Media Details

Runtime: 5 minutes

Design Squad Nation
Episode 1
5 minutes
Grade Level: 7 - 12
Design Squad Nation
Episode 2
4 minutes
Grade Level: 7 - 12
Design Squad Nation
Episode 3
4 minutes
Grade Level: 7 - 12
Design Squad Nation
Episode 4
4 minutes
Grade Level: 7 - 12
Design Squad Nation
Episode 5
4 minutes
Grade Level: 7 - 12
Design Squad Nation
Episode 6
4 minutes
Grade Level: 3 - 8
Design Squad Nation
Episode 7
4 minutes
Grade Level: 3 - 8
Design Squad Nation
Episode 8
3 minutes
Grade Level: 3 - 8
Design Squad Nation
Episode 9
4 minutes
Grade Level: 3 - 8
Design Squad Nation

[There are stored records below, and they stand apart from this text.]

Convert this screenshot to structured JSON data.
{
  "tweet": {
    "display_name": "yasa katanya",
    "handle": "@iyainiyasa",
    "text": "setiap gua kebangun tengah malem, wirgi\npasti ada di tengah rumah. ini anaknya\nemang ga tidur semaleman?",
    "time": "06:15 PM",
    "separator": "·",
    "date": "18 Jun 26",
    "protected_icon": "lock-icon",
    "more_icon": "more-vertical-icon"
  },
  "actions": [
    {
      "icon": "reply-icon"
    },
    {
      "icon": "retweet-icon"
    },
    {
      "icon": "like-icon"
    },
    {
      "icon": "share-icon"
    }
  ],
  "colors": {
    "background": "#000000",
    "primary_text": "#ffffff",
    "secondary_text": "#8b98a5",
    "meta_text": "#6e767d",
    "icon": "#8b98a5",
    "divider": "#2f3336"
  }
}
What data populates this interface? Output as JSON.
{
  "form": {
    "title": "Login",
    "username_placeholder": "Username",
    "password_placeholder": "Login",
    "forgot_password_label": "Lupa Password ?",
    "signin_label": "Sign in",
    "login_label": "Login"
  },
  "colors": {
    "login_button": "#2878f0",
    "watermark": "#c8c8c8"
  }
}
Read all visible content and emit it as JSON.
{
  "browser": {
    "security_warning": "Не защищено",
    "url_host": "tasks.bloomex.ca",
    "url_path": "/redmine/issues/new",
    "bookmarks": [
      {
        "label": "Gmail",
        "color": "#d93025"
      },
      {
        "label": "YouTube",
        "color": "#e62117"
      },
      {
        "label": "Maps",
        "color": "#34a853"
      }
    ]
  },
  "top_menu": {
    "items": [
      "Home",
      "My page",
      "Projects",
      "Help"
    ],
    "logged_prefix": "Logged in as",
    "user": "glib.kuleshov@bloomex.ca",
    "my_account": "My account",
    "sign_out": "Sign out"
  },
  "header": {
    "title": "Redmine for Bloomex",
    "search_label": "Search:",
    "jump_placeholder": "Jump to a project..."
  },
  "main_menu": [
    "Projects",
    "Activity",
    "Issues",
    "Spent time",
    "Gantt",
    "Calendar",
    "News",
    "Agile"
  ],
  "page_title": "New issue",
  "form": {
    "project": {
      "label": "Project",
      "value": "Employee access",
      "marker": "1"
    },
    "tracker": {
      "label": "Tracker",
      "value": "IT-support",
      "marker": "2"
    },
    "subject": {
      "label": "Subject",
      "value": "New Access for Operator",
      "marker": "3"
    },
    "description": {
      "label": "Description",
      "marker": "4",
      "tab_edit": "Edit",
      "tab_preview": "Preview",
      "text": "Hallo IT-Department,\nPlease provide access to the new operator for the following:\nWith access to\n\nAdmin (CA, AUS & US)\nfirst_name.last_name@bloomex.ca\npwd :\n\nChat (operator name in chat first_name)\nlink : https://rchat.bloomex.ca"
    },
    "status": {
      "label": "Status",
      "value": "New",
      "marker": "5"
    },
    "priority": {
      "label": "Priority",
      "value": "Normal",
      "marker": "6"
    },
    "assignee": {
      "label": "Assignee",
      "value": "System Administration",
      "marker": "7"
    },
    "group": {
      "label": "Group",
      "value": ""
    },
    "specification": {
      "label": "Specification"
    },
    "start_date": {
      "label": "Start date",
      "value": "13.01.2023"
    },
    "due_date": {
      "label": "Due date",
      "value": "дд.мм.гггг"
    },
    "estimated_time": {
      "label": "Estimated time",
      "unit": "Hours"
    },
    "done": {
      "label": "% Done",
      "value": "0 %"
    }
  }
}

Episode 10
4 minutes
Grade Level: 3 - 8